All lines of the material that contain "image" must be copied out.

* * * * * * * * *

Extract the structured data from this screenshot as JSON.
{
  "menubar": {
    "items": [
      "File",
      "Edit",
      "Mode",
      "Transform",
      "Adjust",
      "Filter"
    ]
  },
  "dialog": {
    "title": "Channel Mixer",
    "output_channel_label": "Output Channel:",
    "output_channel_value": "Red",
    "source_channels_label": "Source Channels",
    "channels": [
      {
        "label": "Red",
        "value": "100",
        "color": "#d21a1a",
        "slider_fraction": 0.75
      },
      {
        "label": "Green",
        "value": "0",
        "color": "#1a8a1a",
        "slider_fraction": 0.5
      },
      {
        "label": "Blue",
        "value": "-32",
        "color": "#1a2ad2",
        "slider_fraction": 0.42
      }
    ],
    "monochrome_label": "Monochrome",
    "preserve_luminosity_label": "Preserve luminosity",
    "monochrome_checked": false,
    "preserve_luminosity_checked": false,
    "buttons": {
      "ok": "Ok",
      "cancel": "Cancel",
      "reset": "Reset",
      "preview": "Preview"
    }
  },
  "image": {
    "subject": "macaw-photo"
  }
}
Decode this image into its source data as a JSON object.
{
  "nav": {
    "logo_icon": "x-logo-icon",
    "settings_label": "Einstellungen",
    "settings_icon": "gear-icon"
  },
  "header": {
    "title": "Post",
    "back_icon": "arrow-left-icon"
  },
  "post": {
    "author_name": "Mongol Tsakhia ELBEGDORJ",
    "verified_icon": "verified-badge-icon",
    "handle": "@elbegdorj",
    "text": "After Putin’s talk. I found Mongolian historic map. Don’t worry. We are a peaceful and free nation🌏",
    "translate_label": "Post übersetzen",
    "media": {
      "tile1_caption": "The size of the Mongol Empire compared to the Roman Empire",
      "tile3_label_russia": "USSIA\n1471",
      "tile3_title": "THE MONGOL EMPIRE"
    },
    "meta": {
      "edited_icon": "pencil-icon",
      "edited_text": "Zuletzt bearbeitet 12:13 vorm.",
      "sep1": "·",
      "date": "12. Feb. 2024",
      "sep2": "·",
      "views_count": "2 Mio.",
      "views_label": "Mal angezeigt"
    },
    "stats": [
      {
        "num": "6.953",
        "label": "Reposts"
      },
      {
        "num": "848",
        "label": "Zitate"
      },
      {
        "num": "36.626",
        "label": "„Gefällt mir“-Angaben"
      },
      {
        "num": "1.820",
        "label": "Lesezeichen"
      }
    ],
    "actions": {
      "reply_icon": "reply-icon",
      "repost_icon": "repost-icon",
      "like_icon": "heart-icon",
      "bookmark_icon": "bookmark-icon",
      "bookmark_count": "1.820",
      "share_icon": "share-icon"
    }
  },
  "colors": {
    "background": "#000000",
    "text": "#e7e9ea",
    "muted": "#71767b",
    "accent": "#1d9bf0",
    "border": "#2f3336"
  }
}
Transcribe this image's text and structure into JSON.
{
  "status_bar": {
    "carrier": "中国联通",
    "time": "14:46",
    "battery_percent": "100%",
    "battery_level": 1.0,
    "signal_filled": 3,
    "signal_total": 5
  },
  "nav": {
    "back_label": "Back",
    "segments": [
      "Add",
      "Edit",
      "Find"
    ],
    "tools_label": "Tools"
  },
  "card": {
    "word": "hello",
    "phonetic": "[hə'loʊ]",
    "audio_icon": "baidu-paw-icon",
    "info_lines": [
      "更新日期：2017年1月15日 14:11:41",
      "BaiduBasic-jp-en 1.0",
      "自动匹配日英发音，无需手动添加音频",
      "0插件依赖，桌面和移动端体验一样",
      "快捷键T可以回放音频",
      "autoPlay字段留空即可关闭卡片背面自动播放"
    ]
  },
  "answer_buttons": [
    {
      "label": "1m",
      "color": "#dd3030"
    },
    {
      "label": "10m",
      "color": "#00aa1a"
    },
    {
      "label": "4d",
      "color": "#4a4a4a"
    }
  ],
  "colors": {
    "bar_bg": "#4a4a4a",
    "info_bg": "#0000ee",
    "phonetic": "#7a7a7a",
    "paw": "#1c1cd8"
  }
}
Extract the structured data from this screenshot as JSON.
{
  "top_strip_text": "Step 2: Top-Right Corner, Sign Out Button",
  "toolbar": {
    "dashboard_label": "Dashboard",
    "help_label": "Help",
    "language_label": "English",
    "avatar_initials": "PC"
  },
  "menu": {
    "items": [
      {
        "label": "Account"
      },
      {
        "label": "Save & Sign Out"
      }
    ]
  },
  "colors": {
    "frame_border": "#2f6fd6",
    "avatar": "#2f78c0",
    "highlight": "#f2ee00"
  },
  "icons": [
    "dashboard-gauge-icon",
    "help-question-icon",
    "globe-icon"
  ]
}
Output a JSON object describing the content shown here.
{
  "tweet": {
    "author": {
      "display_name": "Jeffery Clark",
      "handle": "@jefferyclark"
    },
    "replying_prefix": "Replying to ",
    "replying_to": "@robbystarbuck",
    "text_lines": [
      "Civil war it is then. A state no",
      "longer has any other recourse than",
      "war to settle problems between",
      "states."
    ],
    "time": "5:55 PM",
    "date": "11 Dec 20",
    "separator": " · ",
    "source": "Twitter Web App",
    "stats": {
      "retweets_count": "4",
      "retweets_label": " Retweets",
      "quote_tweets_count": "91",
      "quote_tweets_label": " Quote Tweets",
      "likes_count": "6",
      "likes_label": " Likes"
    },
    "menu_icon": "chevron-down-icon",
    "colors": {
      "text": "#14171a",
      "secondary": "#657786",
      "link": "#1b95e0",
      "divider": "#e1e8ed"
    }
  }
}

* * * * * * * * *

▶ [Written answer]:
  "image": {
Decode this image into its source data as a JSON object.
Transcribe this image's text and structure into JSON.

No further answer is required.